Ed, my old neighbor from Saskatchewan, phoned last week to wish me a happy birthday. He had to inform me that I’m becoming a genuine, antique, with every birthday.  “What did you want for your birthday and what did you get?” Ed asked me. I had a list ready because my old neighbor has asked those same questions, each year since I have known him. He needed to chew on my answer for at least five seconds.

I told Ed that as an antique I still wanted Freud’s primary needs met, which are to seek pleasure and to avoid pain. I also wanted another year when I didn’t lose my mind or control over my body. What I wanted and didn’t get was a smaller potbelly, fewer wrinkles and hair growth instead of baldness. It would have been great to become less dull and more upbeat, but it didn’t happen as a birthday gift. Nor did I become able to eat whatever I like without gaining weight. Last of all, even on my birthday no one recognized me as talented or brilliant.


21 Apr

Maybe I will, or Maybe I Won’t!

Ed, my old neighbor from Saskatchewan, was convinced I should not take a plot in a community garden here in the city. “Gardens are no place for any man, even an old geezer like you,” Ed insisted over the phone last week. I have a few weeks to decide if I will garden here in Chilliwack. A community garden plot would allow me to try gardening in BC. I have gardened in Ontario, Saskatchewan, and Alberta. Now I have a chance to garden in one more province. I feel it is an opportunity too good to pass up, but I’m stuck between maybe I will, and maybe I won’t.

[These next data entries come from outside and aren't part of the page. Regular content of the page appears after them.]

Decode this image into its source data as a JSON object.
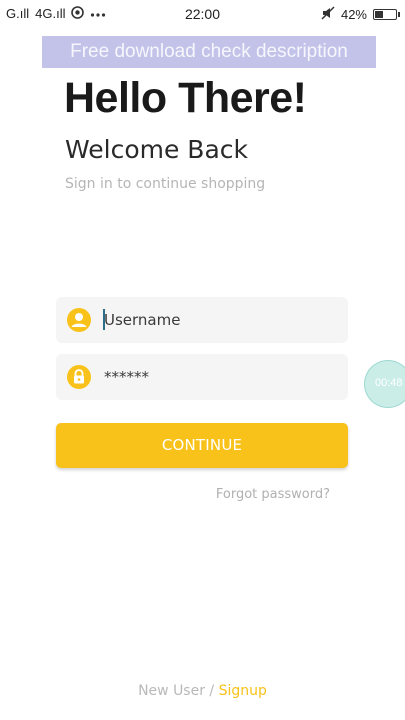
{
  "status_bar": {
    "signal_1": "G.ıll",
    "signal_2": "4G.ıll",
    "time": "22:00",
    "battery_percent": "42%",
    "battery_level": 0.42,
    "icons": [
      "signal-icon",
      "chrome-icon",
      "more-icon",
      "mute-icon",
      "battery-icon"
    ]
  },
  "watermark": "Free download check description",
  "header": {
    "title": "Hello There!",
    "subtitle": "Welcome Back",
    "tagline": "Sign in to continue shopping"
  },
  "form": {
    "username": {
      "placeholder": "Username",
      "value": "",
      "icon": "user-icon"
    },
    "password": {
      "placeholder": "******",
      "value": "",
      "icon": "lock-icon"
    },
    "continue_label": "CONTINUE",
    "forgot_label": "Forgot password?"
  },
  "timer_bubble": "00:48",
  "footer": {
    "new_user": "New User",
    "separator": " / ",
    "signup": "Signup"
  },
  "colors": {
    "accent": "#f8c21a",
    "field_bg": "#f5f5f5",
    "muted_text": "#b5b5b5"
  }
}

“The weather, weeds, bugs, and blights are just as troublesome in British Columbia as they are here in Saskatchewan,” Ed warned me. I could not argue with him as gardening is always a challenge, but the frost free days are considerably longer in number here in Chilliwack as compared to Melville, Saskatchewan. My old neighbor believed that golfing and fishing should consume my time and energy in the days ahead. I admit that saying that I have gone golfing or gone fishing, could be viewed as better by some, rather than saying that I have gone to the garden. Ed does not want to hear that I am a gardener.

Spring Fever

10 Apr

You Need More Not Less!

Spring fever can unsettle anyone and my old neighbor Ed, from Saskatchewan, was suffering from it last week. Ed claimed that Spring fever was an infection of the weather. One day it seems like winter has moved on, and then it turns around and comes back a day or two later. Hopes rise and fall in the yearly struggle between nasty and nice temperatures. Nasty means snow and frost. Nice means warmth enough to sprout blossoms and growth in the winter-dead rhubarb patch. It is the time of year folks are hungry for all the warm weather that they can get.

“As a farmer, you can never have too much good weather or money any season of the year,” my old neighbor said. I agreed that it often seems that way to all of us. Is it true that the good weather and the money we have, make us want to have more of each?  Not so long ago almost everyone wanted to win the $1.6 billion Powerball Lottery. When a couple made it public that they had won a great portion of the prize, they announced they were going to continue to live in their modest home keep their jobs. They planned to show up for work as if winning a huge amount of money had not happened to them. I wonder if that is still the case.